When it comes to cooking low and slow, Dutch ovens are essential. Their heavy bottoms and thick sides allow them to distribute heat evenly, making them perfect for simmering hearty soups and stews, whipping up one-pot casseroles, and even baking bread. Their snug lids also enable them to better retain moisture, making them great for braising meats like lamb shanks and beef short ribs, the latter of which just so happens to be Ina Garten's favorite recipe she's ever written.

However, not just any brand of this sturdy cookware will do for the reigning kitchen queen — the Barefoot Contessa favors the Le Creuset brand over any other. The celebrity chef revealed her go-to choice for simmering and braising on the Q&A section of her website. When asked which Le Creuset Dutch oven size she uses most often in her recipes, Garten wrote that she uses "the Le Creuset #26 Dutch oven more often than everything else."

Garten's favorite Le Creuset cookware

It's not hard to see why the round oven is a favorite of Ina Garten's. Beyond the obvious fun perks — namely, the plethora of vibrant colors to choose from — the Dutch oven's versatility in the kitchen has made it a household staple for many. Despite its relatively high price tag of $420, it offers more bang for your buck because its uses extend far beyond simmering soups and stews. For one thing, Le Creuset is actually two pans in one. Unscrew the handle on the lid, flip it over, and you have yourself a second pan, which makes for a pretty stellar baking sheet.

Additionally, your Dutch oven can double as a punch bowl, helping to keep your party beverage nice and cool without the need for ice. Handcrafted in France and made of chip-resistant, enameled cast iron, Le Creuset's Dutch oven can certainly be well worth the investment — so long as you know how to take good care of it.

How to make your Dutch oven last

If you've recently splurged on a Dutch oven, making it last as long as possible is probably a top priority. When it comes to extending the life of your new favorite pot, properly cleaning the cookware is important.
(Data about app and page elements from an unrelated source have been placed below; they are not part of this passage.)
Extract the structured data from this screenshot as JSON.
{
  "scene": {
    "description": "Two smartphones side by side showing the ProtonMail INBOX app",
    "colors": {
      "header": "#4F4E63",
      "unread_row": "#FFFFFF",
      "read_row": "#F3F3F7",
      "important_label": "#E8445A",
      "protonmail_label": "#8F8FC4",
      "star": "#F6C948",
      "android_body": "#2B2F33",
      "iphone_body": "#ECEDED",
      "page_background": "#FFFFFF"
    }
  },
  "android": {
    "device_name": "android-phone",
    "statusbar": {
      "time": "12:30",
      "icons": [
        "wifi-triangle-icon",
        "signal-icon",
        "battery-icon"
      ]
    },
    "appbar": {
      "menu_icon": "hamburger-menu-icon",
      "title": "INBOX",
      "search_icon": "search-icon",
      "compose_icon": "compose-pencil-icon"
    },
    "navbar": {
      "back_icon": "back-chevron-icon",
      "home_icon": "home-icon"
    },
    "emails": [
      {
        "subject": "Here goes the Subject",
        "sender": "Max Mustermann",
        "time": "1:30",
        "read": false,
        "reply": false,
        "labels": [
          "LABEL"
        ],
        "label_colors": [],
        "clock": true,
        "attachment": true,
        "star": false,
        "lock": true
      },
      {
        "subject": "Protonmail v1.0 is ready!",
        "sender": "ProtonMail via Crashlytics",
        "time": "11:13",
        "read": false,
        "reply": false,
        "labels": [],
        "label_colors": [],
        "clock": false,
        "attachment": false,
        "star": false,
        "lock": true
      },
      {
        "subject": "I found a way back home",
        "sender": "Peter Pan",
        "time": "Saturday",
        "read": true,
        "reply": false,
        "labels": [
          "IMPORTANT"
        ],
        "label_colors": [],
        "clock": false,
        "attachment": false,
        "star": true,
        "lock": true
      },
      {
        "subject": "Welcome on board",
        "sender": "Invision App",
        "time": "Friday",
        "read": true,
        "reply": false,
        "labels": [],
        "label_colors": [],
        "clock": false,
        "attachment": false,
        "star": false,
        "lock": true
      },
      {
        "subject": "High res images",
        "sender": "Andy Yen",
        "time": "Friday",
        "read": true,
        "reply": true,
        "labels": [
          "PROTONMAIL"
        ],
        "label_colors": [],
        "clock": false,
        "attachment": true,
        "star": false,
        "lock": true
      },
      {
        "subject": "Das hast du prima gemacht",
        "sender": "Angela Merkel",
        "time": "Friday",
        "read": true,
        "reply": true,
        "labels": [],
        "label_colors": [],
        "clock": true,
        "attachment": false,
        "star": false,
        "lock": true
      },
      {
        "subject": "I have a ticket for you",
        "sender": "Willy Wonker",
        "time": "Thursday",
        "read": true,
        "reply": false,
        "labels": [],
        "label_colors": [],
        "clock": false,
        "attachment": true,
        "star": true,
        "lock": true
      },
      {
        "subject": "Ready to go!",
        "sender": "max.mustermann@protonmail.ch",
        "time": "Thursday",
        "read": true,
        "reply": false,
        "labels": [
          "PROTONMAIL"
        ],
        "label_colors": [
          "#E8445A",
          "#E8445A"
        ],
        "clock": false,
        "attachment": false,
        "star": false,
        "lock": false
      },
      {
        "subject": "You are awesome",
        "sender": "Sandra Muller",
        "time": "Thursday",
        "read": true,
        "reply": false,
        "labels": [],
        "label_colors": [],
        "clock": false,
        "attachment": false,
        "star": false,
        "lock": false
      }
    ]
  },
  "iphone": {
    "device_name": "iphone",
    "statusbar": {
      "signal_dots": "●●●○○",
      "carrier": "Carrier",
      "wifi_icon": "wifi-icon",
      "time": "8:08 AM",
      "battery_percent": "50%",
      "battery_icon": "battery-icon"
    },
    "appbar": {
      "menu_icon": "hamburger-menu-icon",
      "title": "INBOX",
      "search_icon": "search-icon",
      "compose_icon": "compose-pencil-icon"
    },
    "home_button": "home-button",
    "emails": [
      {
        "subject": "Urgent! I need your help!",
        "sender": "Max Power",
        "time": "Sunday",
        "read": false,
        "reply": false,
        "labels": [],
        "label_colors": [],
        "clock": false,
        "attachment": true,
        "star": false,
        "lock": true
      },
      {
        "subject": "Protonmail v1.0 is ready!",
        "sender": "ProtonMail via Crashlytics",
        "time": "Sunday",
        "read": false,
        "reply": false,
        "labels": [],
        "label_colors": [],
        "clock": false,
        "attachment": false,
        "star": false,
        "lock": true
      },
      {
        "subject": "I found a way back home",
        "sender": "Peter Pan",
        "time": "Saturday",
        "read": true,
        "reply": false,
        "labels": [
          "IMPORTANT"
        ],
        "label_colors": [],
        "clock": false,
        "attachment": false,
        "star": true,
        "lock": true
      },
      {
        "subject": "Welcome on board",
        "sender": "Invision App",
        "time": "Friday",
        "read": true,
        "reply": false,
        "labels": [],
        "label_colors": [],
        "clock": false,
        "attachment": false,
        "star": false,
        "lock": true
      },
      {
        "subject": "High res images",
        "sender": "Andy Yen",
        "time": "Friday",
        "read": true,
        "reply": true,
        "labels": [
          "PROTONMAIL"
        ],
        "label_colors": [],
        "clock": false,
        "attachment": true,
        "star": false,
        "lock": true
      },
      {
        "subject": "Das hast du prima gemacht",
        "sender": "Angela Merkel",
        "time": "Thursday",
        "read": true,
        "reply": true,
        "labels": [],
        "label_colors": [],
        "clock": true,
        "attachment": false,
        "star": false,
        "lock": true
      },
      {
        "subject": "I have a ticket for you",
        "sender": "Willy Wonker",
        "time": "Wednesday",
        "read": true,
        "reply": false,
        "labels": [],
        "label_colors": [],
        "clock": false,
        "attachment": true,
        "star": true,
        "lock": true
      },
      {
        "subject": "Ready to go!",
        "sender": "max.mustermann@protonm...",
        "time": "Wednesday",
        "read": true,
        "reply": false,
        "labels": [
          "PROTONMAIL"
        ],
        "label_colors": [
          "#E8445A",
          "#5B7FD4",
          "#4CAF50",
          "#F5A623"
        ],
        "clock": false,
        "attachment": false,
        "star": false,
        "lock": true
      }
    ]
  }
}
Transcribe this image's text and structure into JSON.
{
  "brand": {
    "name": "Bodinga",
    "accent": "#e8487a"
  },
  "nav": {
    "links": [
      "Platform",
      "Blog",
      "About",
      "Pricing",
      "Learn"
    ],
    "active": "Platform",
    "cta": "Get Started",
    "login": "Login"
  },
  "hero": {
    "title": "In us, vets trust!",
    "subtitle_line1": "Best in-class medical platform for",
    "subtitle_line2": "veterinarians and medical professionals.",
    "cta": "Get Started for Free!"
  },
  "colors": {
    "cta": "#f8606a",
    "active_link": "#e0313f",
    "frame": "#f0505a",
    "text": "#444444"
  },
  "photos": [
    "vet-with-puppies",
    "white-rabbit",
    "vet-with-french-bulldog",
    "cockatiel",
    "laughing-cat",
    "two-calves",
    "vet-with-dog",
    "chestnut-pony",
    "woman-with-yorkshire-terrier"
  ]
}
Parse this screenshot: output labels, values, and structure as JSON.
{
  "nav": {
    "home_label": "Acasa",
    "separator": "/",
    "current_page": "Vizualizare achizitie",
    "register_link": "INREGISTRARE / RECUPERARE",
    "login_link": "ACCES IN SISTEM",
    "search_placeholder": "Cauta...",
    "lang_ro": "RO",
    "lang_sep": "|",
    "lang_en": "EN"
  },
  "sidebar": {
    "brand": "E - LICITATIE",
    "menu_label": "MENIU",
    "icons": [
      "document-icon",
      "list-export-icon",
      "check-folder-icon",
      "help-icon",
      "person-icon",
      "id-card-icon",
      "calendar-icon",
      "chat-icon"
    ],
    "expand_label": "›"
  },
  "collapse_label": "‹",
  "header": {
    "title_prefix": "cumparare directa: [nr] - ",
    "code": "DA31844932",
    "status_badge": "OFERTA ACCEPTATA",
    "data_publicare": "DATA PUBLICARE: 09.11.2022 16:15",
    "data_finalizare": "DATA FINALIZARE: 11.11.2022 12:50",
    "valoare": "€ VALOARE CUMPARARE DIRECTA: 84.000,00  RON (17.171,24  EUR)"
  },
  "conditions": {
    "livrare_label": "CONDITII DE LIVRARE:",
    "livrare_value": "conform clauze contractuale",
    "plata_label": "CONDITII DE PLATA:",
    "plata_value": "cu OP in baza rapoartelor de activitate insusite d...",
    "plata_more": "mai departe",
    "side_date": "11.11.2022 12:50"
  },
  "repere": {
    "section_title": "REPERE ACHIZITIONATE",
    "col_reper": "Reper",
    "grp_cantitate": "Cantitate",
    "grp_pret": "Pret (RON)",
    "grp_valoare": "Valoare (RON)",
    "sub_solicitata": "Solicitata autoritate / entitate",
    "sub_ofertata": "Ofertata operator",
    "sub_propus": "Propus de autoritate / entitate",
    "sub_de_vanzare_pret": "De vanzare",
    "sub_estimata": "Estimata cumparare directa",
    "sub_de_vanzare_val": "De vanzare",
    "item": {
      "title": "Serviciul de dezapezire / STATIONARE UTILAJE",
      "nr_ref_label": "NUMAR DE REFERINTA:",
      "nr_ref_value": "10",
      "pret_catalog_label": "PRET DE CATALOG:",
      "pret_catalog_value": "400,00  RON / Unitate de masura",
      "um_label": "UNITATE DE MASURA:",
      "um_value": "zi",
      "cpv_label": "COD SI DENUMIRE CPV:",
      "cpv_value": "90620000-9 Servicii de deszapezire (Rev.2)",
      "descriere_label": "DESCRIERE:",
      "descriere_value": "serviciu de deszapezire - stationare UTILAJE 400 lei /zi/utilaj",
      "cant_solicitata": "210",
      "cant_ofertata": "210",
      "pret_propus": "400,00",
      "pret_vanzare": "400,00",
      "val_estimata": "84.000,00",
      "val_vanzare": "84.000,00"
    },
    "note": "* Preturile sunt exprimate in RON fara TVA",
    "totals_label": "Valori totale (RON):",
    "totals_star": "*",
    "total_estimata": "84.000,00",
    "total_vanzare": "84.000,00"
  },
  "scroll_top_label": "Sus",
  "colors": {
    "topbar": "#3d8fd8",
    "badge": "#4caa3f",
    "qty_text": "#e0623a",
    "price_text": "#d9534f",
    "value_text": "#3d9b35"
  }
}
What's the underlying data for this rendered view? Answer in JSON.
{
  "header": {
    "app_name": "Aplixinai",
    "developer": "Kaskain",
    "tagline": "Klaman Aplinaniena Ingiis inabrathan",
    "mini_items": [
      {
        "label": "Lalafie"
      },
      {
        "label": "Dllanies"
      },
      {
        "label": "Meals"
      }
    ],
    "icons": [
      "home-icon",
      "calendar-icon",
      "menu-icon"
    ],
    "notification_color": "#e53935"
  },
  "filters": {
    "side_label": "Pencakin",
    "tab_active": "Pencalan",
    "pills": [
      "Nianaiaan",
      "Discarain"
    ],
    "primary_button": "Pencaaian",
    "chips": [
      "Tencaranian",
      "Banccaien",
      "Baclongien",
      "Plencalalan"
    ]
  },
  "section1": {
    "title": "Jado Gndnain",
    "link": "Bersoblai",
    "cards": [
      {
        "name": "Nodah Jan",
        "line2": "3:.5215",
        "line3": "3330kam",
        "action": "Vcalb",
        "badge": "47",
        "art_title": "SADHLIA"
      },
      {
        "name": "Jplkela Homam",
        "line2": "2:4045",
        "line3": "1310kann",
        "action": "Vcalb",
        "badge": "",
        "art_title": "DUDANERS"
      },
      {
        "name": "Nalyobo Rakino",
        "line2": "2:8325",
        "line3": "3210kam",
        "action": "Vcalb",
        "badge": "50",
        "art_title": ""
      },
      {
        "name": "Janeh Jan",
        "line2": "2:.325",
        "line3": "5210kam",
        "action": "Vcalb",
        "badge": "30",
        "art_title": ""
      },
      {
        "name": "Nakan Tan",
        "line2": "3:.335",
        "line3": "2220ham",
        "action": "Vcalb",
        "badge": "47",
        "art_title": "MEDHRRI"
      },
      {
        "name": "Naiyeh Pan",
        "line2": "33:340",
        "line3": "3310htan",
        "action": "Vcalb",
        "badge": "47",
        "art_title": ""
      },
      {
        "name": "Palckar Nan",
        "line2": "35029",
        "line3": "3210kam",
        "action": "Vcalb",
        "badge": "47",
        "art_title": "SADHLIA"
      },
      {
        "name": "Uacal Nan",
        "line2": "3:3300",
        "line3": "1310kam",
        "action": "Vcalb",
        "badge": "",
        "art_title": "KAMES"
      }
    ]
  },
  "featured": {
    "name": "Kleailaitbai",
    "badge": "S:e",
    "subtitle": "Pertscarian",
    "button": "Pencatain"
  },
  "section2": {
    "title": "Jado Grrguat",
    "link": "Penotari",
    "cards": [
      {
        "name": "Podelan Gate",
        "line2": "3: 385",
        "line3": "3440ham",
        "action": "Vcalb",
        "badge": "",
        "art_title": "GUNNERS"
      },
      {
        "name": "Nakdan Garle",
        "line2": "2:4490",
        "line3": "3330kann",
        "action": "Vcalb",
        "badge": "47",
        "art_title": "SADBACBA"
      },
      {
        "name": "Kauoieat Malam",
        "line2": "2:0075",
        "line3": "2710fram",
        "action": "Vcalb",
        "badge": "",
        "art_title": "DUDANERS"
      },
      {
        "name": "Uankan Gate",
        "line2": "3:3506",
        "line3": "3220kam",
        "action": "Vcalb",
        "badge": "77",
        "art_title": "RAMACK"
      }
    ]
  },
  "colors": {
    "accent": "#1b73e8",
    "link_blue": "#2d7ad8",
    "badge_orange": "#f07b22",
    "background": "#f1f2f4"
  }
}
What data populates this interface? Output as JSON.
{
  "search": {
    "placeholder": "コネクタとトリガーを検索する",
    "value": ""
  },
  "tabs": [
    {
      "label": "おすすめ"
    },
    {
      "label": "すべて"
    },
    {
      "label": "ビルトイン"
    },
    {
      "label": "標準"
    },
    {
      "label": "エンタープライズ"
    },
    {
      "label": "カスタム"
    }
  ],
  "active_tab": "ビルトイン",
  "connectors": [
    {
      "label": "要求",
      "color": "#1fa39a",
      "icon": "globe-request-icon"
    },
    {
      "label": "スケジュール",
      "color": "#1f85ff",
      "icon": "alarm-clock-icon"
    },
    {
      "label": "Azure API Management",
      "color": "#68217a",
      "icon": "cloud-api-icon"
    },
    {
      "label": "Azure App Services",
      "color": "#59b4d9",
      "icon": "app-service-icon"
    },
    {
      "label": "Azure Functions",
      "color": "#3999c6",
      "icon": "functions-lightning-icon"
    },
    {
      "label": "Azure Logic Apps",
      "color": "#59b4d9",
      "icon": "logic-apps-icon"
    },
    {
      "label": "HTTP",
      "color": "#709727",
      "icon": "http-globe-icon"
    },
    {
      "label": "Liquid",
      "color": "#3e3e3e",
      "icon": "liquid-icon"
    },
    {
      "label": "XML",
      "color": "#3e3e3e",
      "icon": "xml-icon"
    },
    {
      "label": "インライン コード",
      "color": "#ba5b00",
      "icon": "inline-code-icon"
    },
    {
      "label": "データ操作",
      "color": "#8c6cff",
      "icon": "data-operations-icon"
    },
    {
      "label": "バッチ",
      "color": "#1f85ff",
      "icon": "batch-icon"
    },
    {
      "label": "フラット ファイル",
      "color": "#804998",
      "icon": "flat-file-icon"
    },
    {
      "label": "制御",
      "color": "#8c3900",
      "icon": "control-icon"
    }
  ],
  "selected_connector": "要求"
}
First and foremost, you should never put the enameled cookware into cold water when it's still hot because thermal shock can occur, potentially causing the pot — whether heavy-duty or not — to crack. Instead, let it cool down before you wash it.

For a quick clean, you may be tempted to toss your Dutch oven in the dishwasher — but you shouldn't. High heat may permanently bake the food you're trying to wash off onto its bottom. To avoid this, Ina Garten opts to soak her pots overnight in the sink with hot, soapy water instead. Gently scrub your Dutch oven the next morning using a sponge or other non-abrasive scrubber to wash away any leftover residue.

However, if you've got a particularly grimy pan, baking soda works miracles for sticky, dirty Dutch ovens. Simply boil a little bit of the white powder in water and let it simmer for about five to 10 minutes to clean the gunk away.